- Opening Delimiter -

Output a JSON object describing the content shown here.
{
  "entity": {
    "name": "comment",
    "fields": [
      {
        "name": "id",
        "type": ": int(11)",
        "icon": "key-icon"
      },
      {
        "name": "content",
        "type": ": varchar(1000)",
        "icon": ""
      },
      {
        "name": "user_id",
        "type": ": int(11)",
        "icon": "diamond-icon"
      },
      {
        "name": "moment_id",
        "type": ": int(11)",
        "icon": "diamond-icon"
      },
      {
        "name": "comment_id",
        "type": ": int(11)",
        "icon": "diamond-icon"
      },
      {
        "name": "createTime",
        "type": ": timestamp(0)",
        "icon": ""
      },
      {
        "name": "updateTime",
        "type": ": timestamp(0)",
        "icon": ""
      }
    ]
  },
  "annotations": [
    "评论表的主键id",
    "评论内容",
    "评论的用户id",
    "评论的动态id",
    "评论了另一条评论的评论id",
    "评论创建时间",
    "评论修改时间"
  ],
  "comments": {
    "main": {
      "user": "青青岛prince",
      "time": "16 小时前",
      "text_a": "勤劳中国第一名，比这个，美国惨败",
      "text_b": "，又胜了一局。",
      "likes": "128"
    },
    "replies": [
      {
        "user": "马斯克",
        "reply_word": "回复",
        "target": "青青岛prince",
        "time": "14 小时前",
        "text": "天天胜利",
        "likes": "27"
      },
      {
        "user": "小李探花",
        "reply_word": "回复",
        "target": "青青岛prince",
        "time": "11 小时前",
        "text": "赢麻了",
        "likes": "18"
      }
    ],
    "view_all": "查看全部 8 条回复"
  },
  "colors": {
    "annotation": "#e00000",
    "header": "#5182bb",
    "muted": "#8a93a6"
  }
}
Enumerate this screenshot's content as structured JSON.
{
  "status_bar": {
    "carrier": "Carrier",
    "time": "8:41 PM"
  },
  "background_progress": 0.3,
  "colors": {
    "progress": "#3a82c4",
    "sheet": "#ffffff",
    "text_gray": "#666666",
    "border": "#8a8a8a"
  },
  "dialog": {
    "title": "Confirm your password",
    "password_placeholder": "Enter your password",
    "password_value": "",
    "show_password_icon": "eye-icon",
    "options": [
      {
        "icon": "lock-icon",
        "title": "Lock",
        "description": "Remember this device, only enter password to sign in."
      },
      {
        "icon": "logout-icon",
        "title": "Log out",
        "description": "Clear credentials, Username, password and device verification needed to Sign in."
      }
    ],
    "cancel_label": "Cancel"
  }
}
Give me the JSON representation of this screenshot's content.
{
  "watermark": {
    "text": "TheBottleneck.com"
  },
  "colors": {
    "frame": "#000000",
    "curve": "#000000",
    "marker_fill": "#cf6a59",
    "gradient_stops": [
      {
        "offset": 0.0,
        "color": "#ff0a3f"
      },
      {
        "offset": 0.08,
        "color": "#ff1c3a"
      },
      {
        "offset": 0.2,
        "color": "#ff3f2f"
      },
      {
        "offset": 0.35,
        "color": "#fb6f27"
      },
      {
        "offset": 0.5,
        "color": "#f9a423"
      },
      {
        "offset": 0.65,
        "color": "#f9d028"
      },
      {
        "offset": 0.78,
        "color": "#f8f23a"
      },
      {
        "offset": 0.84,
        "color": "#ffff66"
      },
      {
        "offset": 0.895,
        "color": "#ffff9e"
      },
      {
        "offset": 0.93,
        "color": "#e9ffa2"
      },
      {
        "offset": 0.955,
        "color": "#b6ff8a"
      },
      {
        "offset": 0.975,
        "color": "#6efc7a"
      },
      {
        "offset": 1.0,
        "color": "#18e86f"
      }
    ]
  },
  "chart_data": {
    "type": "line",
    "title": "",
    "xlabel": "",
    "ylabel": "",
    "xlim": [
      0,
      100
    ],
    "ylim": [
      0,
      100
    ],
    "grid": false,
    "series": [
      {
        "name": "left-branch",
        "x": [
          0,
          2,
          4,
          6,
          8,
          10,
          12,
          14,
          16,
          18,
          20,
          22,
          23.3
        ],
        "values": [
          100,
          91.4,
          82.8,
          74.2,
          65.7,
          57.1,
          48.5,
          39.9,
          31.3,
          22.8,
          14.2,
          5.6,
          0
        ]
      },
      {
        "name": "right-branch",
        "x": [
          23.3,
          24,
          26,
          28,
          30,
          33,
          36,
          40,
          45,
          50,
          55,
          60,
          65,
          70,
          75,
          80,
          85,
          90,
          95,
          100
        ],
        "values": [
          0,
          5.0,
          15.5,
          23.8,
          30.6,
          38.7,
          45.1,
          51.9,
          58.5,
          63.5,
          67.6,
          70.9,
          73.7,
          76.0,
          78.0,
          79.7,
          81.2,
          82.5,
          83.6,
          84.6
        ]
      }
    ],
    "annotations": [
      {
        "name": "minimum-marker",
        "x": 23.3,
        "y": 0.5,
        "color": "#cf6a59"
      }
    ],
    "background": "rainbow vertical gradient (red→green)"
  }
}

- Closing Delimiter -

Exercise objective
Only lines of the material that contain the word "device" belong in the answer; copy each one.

Output
        "description": "Remember this device, only enter password to sign in."
        "description": "Clear credentials, Username, password and device verification needed to Sign in."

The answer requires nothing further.